#### INPUT RECORDS
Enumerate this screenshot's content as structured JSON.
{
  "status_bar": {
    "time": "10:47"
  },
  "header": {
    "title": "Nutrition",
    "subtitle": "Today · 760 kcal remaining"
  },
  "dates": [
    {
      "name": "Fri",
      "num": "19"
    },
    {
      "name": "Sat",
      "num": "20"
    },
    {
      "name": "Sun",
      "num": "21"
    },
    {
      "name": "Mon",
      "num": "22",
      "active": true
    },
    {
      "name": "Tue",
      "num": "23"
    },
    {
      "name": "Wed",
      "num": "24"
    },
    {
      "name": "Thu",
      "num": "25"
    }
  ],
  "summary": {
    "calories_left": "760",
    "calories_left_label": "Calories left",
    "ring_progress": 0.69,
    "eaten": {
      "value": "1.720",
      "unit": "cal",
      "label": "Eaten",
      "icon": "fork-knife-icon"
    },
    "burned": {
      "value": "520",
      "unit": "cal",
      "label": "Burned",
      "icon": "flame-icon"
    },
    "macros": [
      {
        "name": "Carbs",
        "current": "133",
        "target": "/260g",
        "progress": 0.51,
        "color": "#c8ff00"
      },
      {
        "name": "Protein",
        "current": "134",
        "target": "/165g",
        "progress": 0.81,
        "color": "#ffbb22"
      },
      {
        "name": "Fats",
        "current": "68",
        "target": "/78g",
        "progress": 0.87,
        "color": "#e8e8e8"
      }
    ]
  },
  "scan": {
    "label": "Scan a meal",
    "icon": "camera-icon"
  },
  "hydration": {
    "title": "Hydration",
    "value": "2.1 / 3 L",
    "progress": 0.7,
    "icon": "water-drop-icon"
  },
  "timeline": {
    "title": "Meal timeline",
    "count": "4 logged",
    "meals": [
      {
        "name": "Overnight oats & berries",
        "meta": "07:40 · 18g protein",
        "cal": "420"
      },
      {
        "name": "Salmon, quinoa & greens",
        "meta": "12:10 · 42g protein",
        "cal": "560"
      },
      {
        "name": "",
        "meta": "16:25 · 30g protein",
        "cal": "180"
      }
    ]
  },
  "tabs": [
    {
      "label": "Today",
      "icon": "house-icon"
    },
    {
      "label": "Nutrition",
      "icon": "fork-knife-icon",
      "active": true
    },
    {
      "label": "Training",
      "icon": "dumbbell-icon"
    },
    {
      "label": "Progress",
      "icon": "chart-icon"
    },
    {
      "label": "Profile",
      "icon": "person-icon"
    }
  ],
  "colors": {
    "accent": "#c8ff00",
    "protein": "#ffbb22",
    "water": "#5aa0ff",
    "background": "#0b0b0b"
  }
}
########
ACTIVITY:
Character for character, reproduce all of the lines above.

ANSWER TO THE PROBLEM:
Enumerate this screenshot's content as structured JSON.
{
  "status_bar": {
    "time": "10:47"
  },
  "header": {
    "title": "Nutrition",
    "subtitle": "Today · 760 kcal remaining"
  },
  "dates": [
    {
      "name": "Fri",
      "num": "19"
    },
    {
      "name": "Sat",
      "num": "20"
    },
    {
      "name": "Sun",
      "num": "21"
    },
    {
      "name": "Mon",
      "num": "22",
      "active": true
    },
    {
      "name": "Tue",
      "num": "23"
    },
    {
      "name": "Wed",
      "num": "24"
    },
    {
      "name": "Thu",
      "num": "25"
    }
  ],
  "summary": {
    "calories_left": "760",
    "calories_left_label": "Calories left",
    "ring_progress": 0.69,
    "eaten": {
      "value": "1.720",
      "unit": "cal",
      "label": "Eaten",
      "icon": "fork-knife-icon"
    },
    "burned": {
      "value": "520",
      "unit": "cal",
      "label": "Burned",
      "icon": "flame-icon"
    },
    "macros": [
      {
        "name": "Carbs",
        "current": "133",
        "target": "/260g",
        "progress": 0.51,
        "color": "#c8ff00"
      },
      {
        "name": "Protein",
        "current": "134",
        "target": "/165g",
        "progress": 0.81,
        "color": "#ffbb22"
      },
      {
        "name": "Fats",
        "current": "68",
        "target": "/78g",
        "progress": 0.87,
        "color": "#e8e8e8"
      }
    ]
  },
  "scan": {
    "label": "Scan a meal",
    "icon": "camera-icon"
  },
  "hydration": {
    "title": "Hydration",
    "value": "2.1 / 3 L",
    "progress": 0.7,
    "icon": "water-drop-icon"
  },
  "timeline": {
    "title": "Meal timeline",
    "count": "4 logged",
    "meals": [
      {
        "name": "Overnight oats & berries",
        "meta": "07:40 · 18g protein",
        "cal": "420"
      },
      {
        "name": "Salmon, quinoa & greens",
        "meta": "12:10 · 42g protein",
        "cal": "560"
      },
      {
        "name": "",
        "meta": "16:25 · 30g protein",
        "cal": "180"
      }
    ]
  },
  "tabs": [
    {
      "label": "Today",
      "icon": "house-icon"
    },
    {
      "label": "Nutrition",
      "icon": "fork-knife-icon",
      "active": true
    },
    {
      "label": "Training",
      "icon": "dumbbell-icon"
    },
    {
      "label": "Progress",
      "icon": "chart-icon"
    },
    {
      "label": "Profile",
      "icon": "person-icon"
    }
  ],
  "colors": {
    "accent": "#c8ff00",
    "protein": "#ffbb22",
    "water": "#5aa0ff",
    "background": "#0b0b0b"
  }
}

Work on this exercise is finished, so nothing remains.